▶ **What the task asks**
Take every line in the entries that includes the word "unit" and copy it.

═══ Given information

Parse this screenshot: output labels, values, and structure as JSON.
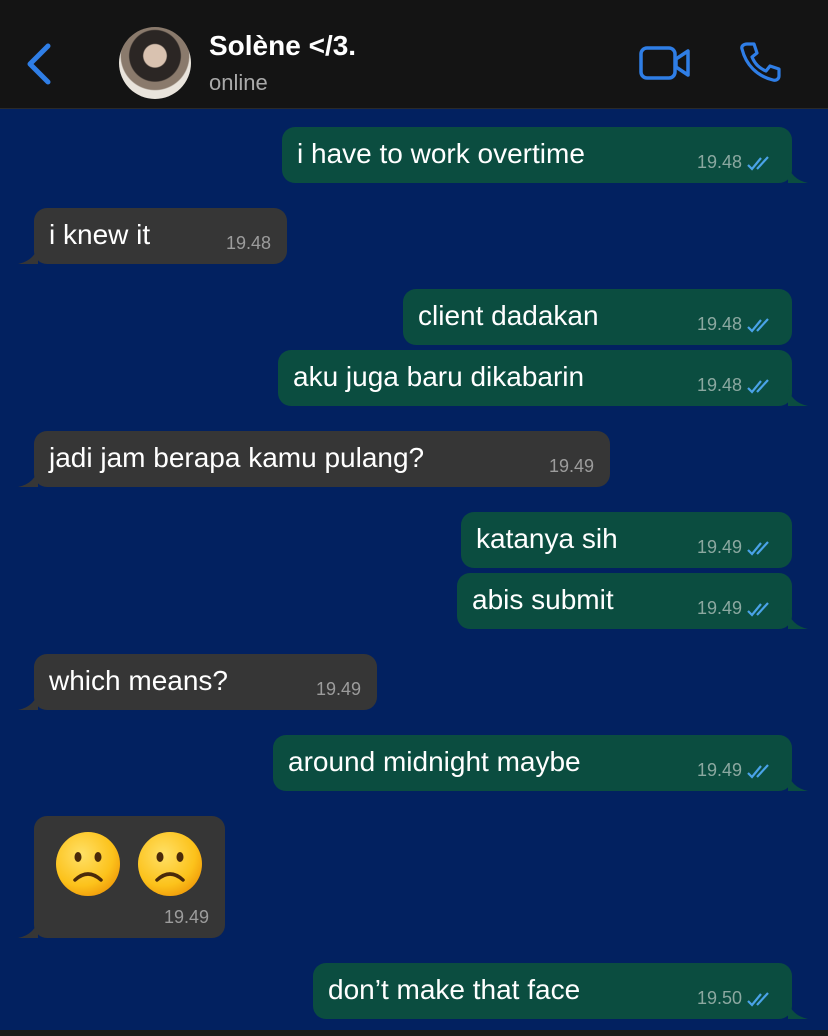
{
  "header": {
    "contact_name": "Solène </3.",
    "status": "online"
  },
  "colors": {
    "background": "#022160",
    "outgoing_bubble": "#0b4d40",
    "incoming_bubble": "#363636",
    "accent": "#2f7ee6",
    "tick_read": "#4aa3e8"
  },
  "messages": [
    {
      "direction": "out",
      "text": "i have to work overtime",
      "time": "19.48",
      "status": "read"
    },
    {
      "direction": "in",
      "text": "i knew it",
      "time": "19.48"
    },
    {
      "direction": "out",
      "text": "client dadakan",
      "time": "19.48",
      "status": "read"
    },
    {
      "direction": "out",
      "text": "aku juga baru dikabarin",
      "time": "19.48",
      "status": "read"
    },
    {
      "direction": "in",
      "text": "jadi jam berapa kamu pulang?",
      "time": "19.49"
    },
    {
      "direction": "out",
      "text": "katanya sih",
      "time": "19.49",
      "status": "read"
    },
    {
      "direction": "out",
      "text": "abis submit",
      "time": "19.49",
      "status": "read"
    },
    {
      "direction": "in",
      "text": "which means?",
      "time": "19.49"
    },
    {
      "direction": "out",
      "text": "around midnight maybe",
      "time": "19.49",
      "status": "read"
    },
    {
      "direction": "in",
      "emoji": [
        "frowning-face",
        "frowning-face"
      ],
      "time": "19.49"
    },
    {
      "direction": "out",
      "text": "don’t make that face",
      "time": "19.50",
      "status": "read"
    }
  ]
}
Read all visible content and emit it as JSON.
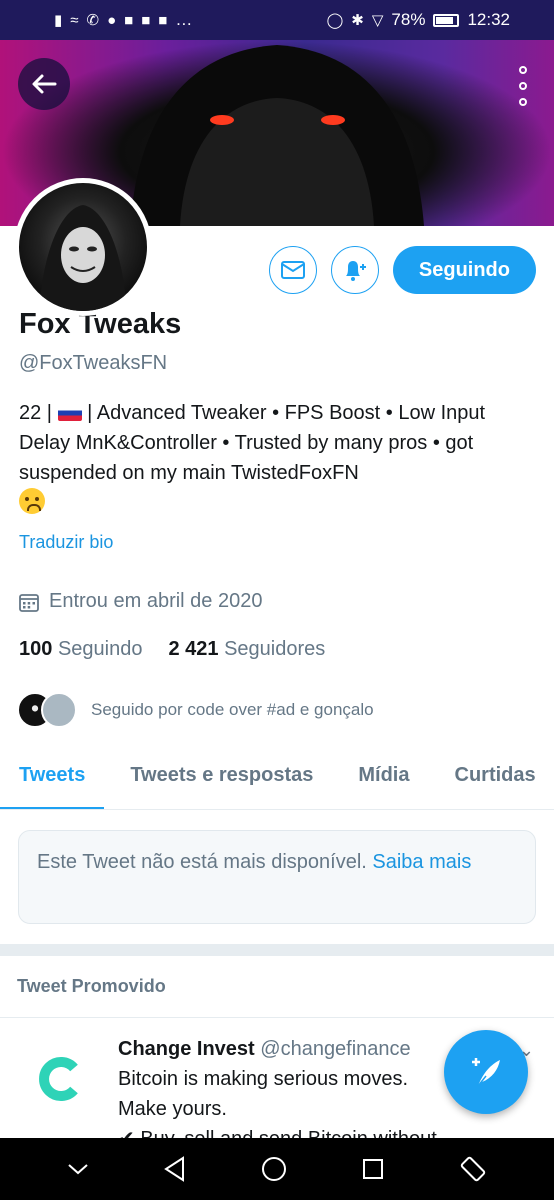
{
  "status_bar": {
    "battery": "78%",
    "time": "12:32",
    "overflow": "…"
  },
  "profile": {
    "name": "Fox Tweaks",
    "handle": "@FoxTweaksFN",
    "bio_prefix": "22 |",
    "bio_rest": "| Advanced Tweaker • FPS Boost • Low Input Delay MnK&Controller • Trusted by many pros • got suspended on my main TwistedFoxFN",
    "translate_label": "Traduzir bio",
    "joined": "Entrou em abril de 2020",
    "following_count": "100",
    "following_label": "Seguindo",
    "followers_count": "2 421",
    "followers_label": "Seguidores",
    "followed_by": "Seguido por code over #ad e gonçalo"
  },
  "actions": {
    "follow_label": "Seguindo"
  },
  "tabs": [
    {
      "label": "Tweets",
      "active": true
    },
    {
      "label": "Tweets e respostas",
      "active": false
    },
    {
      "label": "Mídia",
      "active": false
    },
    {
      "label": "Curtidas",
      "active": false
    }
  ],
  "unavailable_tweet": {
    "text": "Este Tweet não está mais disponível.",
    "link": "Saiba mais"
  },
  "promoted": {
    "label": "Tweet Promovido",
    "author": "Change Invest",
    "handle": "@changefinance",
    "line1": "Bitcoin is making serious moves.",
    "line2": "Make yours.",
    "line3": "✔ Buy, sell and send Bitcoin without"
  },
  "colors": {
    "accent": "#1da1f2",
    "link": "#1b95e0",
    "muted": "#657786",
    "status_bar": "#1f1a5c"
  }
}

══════
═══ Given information

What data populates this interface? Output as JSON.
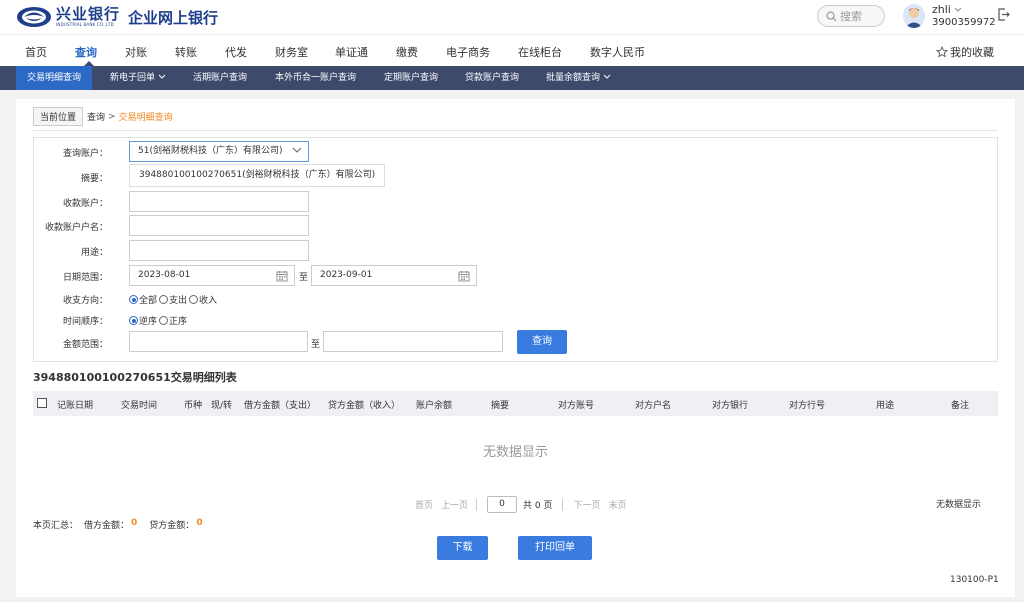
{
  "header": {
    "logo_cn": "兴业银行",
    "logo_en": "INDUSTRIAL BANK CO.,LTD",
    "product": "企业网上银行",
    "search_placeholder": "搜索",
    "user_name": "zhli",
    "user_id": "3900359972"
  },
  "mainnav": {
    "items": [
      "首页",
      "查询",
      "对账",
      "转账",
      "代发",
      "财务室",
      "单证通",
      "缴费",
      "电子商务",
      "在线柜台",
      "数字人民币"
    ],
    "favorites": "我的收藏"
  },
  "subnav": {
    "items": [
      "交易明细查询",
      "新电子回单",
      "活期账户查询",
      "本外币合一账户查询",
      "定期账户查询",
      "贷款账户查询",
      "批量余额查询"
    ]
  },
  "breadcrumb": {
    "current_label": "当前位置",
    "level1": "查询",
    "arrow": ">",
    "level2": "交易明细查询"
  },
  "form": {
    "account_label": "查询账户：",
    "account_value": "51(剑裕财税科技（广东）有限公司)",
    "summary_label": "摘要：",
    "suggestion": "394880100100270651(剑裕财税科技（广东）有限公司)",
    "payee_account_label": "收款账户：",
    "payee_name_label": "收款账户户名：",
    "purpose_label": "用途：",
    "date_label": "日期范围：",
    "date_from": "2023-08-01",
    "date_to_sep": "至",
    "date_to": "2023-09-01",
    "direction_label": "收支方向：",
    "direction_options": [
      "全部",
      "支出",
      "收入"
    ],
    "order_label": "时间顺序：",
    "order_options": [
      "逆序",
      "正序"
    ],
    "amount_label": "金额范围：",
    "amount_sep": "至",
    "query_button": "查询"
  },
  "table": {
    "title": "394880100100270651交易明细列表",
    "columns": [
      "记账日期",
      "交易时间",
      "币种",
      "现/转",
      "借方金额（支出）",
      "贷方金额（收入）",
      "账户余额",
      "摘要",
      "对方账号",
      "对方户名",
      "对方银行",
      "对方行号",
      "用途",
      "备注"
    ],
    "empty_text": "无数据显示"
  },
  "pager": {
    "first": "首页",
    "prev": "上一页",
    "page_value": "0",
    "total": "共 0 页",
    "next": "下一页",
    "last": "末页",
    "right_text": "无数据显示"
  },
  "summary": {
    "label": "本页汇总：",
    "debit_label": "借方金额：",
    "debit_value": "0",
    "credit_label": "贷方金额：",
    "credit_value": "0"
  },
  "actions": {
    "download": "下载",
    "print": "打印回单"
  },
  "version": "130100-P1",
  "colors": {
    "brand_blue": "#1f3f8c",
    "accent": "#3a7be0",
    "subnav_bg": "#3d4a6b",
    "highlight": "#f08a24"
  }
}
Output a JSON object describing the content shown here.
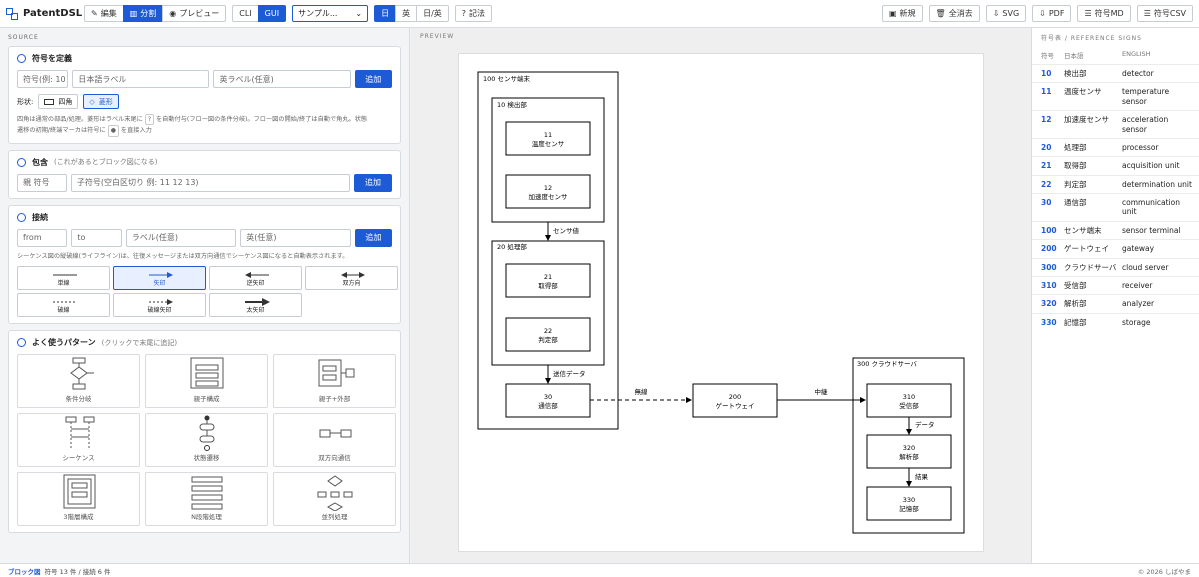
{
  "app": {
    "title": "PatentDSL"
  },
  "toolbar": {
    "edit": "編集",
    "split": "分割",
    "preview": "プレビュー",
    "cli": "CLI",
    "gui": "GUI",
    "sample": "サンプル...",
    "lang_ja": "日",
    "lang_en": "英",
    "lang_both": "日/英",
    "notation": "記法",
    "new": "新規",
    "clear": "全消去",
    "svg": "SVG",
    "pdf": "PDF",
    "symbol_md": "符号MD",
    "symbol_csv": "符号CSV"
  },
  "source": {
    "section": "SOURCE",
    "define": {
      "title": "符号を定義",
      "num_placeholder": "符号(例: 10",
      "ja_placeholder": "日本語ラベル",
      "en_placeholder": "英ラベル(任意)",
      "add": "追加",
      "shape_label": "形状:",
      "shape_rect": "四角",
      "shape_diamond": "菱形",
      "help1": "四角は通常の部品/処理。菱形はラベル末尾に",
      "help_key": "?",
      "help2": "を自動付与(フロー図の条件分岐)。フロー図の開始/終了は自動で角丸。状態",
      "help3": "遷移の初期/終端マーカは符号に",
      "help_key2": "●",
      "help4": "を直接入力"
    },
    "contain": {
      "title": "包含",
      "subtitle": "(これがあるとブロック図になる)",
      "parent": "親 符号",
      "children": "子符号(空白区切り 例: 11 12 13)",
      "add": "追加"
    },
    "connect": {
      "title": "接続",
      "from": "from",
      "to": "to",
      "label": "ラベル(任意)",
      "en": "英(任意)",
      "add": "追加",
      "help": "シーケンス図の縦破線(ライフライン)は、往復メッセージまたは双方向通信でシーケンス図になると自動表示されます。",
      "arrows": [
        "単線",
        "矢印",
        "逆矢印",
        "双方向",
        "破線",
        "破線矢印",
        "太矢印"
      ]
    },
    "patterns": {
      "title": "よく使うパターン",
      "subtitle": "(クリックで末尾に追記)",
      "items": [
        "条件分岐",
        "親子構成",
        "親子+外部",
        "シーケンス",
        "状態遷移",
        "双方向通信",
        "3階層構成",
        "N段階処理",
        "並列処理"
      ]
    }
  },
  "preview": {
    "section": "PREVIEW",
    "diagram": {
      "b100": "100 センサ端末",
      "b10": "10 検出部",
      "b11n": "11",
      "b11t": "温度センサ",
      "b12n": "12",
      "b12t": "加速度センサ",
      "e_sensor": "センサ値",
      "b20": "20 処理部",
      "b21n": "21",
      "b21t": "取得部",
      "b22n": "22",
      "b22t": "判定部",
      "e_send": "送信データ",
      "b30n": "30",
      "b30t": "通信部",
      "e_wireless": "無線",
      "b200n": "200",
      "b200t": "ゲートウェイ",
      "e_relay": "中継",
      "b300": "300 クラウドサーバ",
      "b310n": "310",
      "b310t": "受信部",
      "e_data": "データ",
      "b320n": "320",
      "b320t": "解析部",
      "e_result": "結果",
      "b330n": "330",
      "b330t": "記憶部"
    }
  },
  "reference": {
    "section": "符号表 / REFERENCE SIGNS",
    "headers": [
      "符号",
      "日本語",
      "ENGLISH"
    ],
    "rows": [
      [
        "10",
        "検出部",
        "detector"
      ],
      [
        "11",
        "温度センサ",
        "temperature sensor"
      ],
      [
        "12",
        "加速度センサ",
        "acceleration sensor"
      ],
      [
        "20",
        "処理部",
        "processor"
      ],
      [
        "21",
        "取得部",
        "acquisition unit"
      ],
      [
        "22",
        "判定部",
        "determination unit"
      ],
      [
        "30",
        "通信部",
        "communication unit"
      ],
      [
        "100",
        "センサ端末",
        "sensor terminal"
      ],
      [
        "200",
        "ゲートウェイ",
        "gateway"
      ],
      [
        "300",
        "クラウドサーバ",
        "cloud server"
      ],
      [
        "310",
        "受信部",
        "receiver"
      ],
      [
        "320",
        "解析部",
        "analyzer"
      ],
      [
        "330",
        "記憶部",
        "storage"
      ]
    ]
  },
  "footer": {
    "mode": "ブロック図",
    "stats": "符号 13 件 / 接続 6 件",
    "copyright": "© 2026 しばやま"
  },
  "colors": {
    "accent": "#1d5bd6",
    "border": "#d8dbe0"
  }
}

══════
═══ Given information

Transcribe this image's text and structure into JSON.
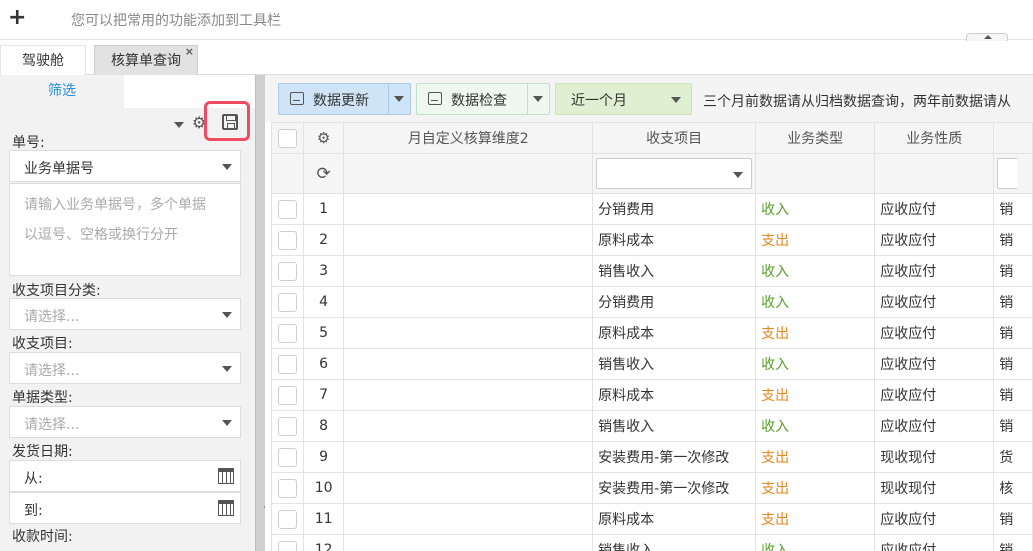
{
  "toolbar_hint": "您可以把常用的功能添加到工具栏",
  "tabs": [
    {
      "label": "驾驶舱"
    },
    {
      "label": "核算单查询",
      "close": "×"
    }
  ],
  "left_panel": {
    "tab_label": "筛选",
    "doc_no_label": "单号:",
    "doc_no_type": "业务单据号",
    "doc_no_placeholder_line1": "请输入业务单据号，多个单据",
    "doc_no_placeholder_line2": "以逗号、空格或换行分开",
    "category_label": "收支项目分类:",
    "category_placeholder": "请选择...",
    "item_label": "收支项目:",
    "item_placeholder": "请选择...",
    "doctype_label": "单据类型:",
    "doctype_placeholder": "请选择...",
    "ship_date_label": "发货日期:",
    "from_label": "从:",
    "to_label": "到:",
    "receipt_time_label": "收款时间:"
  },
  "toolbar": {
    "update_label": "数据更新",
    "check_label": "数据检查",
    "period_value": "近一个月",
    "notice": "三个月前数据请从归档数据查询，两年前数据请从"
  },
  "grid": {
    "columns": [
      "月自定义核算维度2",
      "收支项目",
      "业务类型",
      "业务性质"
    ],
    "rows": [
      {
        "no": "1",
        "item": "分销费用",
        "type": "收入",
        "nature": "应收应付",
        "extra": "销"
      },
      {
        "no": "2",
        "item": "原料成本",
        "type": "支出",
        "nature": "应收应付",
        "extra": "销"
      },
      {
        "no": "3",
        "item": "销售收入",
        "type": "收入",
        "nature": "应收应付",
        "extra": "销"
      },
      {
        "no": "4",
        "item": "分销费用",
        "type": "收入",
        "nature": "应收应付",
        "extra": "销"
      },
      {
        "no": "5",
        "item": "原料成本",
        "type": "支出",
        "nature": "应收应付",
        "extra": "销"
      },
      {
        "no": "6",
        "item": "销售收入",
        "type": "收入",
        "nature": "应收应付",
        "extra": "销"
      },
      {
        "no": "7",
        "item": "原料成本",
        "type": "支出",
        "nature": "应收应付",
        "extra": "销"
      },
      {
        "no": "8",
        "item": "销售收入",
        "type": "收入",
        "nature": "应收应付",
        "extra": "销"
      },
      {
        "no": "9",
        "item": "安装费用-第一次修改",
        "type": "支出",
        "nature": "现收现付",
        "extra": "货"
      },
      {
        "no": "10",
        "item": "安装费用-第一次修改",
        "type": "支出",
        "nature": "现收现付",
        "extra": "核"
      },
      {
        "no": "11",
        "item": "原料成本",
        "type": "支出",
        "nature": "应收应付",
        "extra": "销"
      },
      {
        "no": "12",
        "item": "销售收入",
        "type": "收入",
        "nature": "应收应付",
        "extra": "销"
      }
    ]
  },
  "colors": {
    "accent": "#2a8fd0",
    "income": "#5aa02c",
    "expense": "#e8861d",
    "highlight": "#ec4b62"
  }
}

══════

▶ **Output**
        "acquisition unit"
        "determination unit"
        "communication unit"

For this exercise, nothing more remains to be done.